> **What is expected**
Within the data below, count the lines that include "library" and give only the count.

= = = = = = =

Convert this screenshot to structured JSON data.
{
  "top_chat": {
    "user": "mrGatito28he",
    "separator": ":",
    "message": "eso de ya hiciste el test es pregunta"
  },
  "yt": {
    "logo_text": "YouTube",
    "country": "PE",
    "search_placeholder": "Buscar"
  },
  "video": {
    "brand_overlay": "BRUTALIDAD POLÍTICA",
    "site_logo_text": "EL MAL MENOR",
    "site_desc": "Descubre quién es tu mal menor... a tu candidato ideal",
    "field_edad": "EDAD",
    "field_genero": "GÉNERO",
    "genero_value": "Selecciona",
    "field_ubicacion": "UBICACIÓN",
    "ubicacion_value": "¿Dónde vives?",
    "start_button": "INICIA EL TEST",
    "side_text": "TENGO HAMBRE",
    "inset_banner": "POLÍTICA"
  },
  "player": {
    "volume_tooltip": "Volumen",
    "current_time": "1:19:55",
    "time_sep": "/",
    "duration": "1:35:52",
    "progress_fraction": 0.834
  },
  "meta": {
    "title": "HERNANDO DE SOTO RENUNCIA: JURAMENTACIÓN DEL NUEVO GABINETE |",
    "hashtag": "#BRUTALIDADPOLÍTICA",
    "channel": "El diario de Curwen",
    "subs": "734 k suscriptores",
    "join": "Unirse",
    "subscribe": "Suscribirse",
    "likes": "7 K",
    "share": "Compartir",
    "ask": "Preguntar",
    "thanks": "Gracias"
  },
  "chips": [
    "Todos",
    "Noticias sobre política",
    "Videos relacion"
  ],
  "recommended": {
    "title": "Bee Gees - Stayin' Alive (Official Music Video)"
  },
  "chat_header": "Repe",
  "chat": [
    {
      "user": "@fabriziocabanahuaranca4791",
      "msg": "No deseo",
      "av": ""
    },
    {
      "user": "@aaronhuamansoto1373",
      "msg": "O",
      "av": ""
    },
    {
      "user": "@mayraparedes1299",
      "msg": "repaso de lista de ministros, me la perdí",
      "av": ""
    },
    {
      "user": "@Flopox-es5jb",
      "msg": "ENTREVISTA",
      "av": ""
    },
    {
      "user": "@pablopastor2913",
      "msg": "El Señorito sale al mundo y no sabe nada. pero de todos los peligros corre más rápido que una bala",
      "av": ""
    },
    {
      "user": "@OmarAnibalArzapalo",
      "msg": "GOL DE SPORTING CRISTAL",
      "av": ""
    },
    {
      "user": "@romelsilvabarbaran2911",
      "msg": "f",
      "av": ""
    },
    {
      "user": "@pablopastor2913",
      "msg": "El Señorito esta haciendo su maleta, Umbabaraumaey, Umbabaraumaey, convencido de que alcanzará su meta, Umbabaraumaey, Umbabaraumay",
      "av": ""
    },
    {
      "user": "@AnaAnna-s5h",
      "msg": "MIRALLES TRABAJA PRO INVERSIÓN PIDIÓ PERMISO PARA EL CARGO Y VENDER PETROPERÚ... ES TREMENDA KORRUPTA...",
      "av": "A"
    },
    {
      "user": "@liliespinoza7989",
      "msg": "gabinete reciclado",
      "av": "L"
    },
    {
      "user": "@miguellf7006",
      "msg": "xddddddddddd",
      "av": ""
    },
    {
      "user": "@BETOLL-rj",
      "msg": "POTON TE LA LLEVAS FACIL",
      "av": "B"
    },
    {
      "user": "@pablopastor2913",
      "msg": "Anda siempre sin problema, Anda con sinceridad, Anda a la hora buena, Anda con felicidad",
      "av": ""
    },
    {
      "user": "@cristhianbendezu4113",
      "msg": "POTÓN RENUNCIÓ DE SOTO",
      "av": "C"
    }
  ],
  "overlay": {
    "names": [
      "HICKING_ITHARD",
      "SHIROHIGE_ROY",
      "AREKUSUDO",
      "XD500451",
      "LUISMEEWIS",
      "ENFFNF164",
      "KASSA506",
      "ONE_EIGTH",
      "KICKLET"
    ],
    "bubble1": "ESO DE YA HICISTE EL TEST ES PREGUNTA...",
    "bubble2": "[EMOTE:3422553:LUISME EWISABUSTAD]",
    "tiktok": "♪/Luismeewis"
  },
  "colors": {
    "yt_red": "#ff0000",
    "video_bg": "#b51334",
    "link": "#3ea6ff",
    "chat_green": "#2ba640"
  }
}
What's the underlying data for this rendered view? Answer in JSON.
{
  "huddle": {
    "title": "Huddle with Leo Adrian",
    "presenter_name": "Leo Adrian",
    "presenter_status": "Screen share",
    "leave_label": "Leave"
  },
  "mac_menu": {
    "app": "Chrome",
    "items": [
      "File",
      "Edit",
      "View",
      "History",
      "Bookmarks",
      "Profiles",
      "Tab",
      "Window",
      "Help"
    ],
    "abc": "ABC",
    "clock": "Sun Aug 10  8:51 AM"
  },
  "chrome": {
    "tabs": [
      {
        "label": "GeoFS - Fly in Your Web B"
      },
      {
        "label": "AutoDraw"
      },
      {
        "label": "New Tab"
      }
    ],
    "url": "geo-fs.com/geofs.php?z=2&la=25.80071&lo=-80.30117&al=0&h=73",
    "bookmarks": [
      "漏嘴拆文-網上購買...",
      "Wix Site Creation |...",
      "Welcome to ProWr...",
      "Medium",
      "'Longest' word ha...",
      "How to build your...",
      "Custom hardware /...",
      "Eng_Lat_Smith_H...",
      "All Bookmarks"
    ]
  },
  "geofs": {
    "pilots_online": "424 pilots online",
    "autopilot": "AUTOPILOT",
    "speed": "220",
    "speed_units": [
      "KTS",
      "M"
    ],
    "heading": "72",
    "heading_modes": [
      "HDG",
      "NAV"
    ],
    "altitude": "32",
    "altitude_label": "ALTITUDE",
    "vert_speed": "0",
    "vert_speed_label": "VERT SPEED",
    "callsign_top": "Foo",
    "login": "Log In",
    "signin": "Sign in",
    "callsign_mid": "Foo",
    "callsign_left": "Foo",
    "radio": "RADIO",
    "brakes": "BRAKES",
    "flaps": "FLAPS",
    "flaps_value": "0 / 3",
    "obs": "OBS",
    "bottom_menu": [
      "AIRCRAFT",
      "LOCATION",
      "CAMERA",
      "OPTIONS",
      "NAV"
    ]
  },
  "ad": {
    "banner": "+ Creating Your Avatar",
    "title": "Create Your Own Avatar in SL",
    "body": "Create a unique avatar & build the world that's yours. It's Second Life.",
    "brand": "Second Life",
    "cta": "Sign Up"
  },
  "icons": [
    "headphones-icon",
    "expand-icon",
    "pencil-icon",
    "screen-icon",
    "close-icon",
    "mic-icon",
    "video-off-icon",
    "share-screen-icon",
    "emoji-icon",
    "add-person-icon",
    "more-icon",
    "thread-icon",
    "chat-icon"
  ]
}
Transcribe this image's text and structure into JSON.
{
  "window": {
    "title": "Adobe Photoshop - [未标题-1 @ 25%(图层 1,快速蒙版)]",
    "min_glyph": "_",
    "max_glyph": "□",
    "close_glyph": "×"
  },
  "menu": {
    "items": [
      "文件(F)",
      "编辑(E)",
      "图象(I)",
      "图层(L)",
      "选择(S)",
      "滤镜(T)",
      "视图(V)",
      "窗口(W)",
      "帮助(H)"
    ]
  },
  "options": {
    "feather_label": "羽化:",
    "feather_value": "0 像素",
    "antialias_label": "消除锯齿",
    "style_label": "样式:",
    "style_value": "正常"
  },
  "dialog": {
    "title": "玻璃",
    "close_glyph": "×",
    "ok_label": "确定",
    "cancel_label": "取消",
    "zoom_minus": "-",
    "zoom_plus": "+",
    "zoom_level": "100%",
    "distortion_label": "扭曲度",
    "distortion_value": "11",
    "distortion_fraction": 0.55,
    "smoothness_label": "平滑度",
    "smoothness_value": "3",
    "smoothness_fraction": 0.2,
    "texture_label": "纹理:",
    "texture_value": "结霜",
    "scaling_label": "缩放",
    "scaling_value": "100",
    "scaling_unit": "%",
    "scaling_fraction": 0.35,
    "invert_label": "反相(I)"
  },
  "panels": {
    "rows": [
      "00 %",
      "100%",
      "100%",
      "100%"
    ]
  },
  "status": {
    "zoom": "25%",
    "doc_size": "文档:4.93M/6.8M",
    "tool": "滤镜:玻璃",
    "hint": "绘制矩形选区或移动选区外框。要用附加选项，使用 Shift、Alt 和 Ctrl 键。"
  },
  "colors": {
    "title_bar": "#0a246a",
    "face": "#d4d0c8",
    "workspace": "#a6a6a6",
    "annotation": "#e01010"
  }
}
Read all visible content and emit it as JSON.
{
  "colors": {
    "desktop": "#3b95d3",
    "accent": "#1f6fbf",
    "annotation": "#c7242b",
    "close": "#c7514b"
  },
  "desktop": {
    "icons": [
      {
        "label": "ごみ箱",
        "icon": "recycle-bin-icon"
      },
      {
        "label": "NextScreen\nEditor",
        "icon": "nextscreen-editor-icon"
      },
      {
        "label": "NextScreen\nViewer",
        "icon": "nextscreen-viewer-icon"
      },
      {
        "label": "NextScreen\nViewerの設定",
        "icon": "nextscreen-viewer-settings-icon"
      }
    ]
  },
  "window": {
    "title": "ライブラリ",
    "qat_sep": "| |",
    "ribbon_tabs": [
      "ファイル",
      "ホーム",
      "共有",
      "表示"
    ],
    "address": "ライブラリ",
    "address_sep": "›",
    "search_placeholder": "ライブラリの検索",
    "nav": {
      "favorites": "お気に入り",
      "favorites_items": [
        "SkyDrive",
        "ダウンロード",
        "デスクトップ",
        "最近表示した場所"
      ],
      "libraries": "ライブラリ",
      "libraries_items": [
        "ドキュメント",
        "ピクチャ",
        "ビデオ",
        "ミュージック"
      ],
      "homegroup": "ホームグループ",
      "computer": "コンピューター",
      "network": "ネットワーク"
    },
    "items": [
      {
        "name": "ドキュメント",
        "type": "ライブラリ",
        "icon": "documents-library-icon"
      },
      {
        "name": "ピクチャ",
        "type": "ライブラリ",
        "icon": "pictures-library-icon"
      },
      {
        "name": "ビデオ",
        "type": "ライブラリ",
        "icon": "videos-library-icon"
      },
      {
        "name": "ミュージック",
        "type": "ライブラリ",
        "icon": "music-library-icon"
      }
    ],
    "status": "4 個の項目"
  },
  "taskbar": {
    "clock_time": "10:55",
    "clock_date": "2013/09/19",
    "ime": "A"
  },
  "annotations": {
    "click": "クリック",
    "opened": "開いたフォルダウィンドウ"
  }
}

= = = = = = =

> **Task answer**
4